at the location of the cursor into that buffer. If there is no buffer
with the name given by you, Emacs will create a new buffer with that
name. By default the cursor's position in the <buffer name> is at the end.
Append to buffer: (default <buffer name>)
- M-x prepend-to-buffer
- Prepend region to contents of specified buffer. This command is similar
to the above command except that the cursor in the buffer (by default)
is at the beginning rather than at the end.
- M-x copy-to-buffer
- Copy region into specified buffer, deleting that buffer's old
contents. This command will also prompt you for a buffer name.
- M-x insert-buffer
- Insert contents of specified buffer into current buffer at point. This
command will prompt you for a buffer name which you want to be copied
into the current buffer at the location of the cursor.
- M-x append-to-file
- This command will prompt you for a filename and append the region to
the end of the contents of the specified file.
See section `Accumulating Text' in XEmacs User's Manual, for more
information regarding this topic.
You can also use rectangle commands for operating on rectangular
areas of text. See section `Rectangles' in XEmacs User's Manual, for more
information regarding rectangle commands.
Emacs also provides registers which serve as temporary storage for
text or positions. Each register has a one character name and they can
store regions, a rectangle, or a mark i.e. a cursor
position. Whatever you store in register stays there until you store
something else in that register. To find out about commands which
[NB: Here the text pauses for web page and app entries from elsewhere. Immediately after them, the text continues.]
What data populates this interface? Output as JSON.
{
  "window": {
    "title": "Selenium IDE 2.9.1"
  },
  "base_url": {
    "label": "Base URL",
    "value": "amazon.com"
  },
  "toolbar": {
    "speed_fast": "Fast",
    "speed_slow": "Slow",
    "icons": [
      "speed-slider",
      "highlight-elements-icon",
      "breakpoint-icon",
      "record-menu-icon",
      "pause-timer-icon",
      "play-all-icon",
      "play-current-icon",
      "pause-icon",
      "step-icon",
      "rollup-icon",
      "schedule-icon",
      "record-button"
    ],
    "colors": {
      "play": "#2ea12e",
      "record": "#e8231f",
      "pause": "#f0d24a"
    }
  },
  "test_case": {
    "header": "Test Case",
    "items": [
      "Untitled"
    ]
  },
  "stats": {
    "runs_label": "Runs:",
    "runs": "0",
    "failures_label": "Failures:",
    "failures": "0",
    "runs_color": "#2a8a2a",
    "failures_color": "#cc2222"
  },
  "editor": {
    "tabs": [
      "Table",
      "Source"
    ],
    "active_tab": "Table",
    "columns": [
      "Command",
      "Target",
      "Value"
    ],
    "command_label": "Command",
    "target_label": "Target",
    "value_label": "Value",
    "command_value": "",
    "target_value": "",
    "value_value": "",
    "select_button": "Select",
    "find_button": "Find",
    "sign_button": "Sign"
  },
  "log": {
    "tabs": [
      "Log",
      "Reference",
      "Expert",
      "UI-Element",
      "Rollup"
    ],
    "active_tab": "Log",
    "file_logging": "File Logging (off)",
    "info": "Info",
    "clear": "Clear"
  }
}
manipulate registers See section `Registers' in XEmacs User's Manual.
This document was generated
by XEmacs Webmaster on August, 3 2012